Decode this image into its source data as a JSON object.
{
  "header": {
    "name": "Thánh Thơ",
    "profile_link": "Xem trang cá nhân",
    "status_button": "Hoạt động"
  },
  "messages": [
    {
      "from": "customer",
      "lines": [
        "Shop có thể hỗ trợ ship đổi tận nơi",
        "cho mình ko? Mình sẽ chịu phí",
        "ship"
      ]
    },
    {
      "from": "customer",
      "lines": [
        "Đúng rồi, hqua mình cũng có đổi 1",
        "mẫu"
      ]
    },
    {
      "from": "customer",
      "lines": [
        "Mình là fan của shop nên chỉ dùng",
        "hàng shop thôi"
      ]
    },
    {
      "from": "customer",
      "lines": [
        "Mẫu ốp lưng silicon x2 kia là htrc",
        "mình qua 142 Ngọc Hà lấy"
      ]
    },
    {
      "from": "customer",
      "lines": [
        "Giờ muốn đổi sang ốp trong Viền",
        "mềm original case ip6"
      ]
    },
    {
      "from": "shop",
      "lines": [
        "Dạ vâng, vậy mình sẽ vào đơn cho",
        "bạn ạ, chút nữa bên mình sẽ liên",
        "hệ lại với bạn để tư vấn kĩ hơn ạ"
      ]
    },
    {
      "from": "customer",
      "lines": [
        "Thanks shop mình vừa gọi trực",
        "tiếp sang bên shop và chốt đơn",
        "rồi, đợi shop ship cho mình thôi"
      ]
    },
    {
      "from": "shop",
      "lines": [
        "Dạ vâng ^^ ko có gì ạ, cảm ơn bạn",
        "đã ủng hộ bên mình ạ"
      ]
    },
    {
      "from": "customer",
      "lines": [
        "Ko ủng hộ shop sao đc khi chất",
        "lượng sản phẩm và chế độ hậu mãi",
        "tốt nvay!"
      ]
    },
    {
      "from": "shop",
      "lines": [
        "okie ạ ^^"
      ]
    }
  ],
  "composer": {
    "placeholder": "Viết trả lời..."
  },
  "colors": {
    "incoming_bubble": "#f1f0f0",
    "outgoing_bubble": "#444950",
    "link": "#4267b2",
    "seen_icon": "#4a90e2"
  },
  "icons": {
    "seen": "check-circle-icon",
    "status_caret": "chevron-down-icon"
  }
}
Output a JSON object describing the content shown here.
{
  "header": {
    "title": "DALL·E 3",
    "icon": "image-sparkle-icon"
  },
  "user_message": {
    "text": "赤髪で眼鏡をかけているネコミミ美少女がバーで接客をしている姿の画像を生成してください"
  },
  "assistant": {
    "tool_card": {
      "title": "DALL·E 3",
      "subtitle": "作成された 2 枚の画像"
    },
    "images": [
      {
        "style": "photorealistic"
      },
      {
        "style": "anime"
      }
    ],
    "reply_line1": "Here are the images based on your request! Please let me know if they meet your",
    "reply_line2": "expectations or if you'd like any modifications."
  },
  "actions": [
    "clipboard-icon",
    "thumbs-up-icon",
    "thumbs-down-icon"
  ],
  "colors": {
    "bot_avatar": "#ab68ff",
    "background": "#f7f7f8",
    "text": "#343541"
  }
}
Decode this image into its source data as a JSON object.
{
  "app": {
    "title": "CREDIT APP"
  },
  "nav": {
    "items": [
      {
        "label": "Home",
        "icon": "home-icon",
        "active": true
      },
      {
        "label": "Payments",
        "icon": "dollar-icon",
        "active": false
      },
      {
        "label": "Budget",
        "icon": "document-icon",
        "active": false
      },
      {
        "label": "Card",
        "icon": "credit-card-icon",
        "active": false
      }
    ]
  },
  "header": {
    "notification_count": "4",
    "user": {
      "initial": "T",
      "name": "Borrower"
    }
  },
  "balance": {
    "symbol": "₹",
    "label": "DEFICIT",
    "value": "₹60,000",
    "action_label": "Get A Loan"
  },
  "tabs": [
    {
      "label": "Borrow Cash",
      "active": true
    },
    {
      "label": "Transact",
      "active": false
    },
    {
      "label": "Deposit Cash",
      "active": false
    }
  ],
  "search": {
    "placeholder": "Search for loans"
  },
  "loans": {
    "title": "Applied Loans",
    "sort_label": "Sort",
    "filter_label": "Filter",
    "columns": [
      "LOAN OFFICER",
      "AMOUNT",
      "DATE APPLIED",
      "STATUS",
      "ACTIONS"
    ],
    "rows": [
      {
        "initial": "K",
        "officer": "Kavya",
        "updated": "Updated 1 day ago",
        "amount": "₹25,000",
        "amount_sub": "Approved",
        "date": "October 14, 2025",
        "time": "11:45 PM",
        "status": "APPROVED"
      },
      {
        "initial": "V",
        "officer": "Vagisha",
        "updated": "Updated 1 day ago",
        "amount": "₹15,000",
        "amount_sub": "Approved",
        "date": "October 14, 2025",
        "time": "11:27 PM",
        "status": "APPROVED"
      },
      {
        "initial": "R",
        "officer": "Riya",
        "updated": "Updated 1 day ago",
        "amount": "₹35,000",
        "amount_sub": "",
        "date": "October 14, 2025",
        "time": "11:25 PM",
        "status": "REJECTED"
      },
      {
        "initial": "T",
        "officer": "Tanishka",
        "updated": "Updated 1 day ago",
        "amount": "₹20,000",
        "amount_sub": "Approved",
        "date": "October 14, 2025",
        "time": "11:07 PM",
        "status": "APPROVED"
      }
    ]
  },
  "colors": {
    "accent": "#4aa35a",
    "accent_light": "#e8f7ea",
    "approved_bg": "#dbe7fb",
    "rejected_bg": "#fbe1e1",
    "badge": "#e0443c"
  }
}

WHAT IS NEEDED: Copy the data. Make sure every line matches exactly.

SOLUTION BELOW:
Decode this image into its source data as a JSON object.
{
  "header": {
    "name": "Thánh Thơ",
    "profile_link": "Xem trang cá nhân",
    "status_button": "Hoạt động"
  },
  "messages": [
    {
      "from": "customer",
      "lines": [
        "Shop có thể hỗ trợ ship đổi tận nơi",
        "cho mình ko? Mình sẽ chịu phí",
        "ship"
      ]
    },
    {
      "from": "customer",
      "lines": [
        "Đúng rồi, hqua mình cũng có đổi 1",
        "mẫu"
      ]
    },
    {
      "from": "customer",
      "lines": [
        "Mình là fan của shop nên chỉ dùng",
        "hàng shop thôi"
      ]
    },
    {
      "from": "customer",
      "lines": [
        "Mẫu ốp lưng silicon x2 kia là htrc",
        "mình qua 142 Ngọc Hà lấy"
      ]
    },
    {
      "from": "customer",
      "lines": [
        "Giờ muốn đổi sang ốp trong Viền",
        "mềm original case ip6"
      ]
    },
    {
      "from": "shop",
      "lines": [
        "Dạ vâng, vậy mình sẽ vào đơn cho",
        "bạn ạ, chút nữa bên mình sẽ liên",
        "hệ lại với bạn để tư vấn kĩ hơn ạ"
      ]
    },
    {
      "from": "customer",
      "lines": [
        "Thanks shop mình vừa gọi trực",
        "tiếp sang bên shop và chốt đơn",
        "rồi, đợi shop ship cho mình thôi"
      ]
    },
    {
      "from": "shop",
      "lines": [
        "Dạ vâng ^^ ko có gì ạ, cảm ơn bạn",
        "đã ủng hộ bên mình ạ"
      ]
    },
    {
      "from": "customer",
      "lines": [
        "Ko ủng hộ shop sao đc khi chất",
        "lượng sản phẩm và chế độ hậu mãi",
        "tốt nvay!"
      ]
    },
    {
      "from": "shop",
      "lines": [
        "okie ạ ^^"
      ]
    }
  ],
  "composer": {
    "placeholder": "Viết trả lời..."
  },
  "colors": {
    "incoming_bubble": "#f1f0f0",
    "outgoing_bubble": "#444950",
    "link": "#4267b2",
    "seen_icon": "#4a90e2"
  },
  "icons": {
    "seen": "check-circle-icon",
    "status_caret": "chevron-down-icon"
  }
}
Output a JSON object describing the content shown here.
{
  "header": {
    "title": "DALL·E 3",
    "icon": "image-sparkle-icon"
  },
  "user_message": {
    "text": "赤髪で眼鏡をかけているネコミミ美少女がバーで接客をしている姿の画像を生成してください"
  },
  "assistant": {
    "tool_card": {
      "title": "DALL·E 3",
      "subtitle": "作成された 2 枚の画像"
    },
    "images": [
      {
        "style": "photorealistic"
      },
      {
        "style": "anime"
      }
    ],
    "reply_line1": "Here are the images based on your request! Please let me know if they meet your",
    "reply_line2": "expectations or if you'd like any modifications."
  },
  "actions": [
    "clipboard-icon",
    "thumbs-up-icon",
    "thumbs-down-icon"
  ],
  "colors": {
    "bot_avatar": "#ab68ff",
    "background": "#f7f7f8",
    "text": "#343541"
  }
}
Decode this image into its source data as a JSON object.
{
  "app": {
    "title": "CREDIT APP"
  },
  "nav": {
    "items": [
      {
        "label": "Home",
        "icon": "home-icon",
        "active": true
      },
      {
        "label": "Payments",
        "icon": "dollar-icon",
        "active": false
      },
      {
        "label": "Budget",
        "icon": "document-icon",
        "active": false
      },
      {
        "label": "Card",
        "icon": "credit-card-icon",
        "active": false
      }
    ]
  },
  "header": {
    "notification_count": "4",
    "user": {
      "initial": "T",
      "name": "Borrower"
    }
  },
  "balance": {
    "symbol": "₹",
    "label": "DEFICIT",
    "value": "₹60,000",
    "action_label": "Get A Loan"
  },
  "tabs": [
    {
      "label": "Borrow Cash",
      "active": true
    },
    {
      "label": "Transact",
      "active": false
    },
    {
      "label": "Deposit Cash",
      "active": false
    }
  ],
  "search": {
    "placeholder": "Search for loans"
  },
  "loans": {
    "title": "Applied Loans",
    "sort_label": "Sort",
    "filter_label": "Filter",
    "columns": [
      "LOAN OFFICER",
      "AMOUNT",
      "DATE APPLIED",
      "STATUS",
      "ACTIONS"
    ],
    "rows": [
      {
        "initial": "K",
        "officer": "Kavya",
        "updated": "Updated 1 day ago",
        "amount": "₹25,000",
        "amount_sub": "Approved",
        "date": "October 14, 2025",
        "time": "11:45 PM",
        "status": "APPROVED"
      },
      {
        "initial": "V",
        "officer": "Vagisha",
        "updated": "Updated 1 day ago",
        "amount": "₹15,000",
        "amount_sub": "Approved",
        "date": "October 14, 2025",
        "time": "11:27 PM",
        "status": "APPROVED"
      },
      {
        "initial": "R",
        "officer": "Riya",
        "updated": "Updated 1 day ago",
        "amount": "₹35,000",
        "amount_sub": "",
        "date": "October 14, 2025",
        "time": "11:25 PM",
        "status": "REJECTED"
      },
      {
        "initial": "T",
        "officer": "Tanishka",
        "updated": "Updated 1 day ago",
        "amount": "₹20,000",
        "amount_sub": "Approved",
        "date": "October 14, 2025",
        "time": "11:07 PM",
        "status": "APPROVED"
      }
    ]
  },
  "colors": {
    "accent": "#4aa35a",
    "accent_light": "#e8f7ea",
    "approved_bg": "#dbe7fb",
    "rejected_bg": "#fbe1e1",
    "badge": "#e0443c"
  }
}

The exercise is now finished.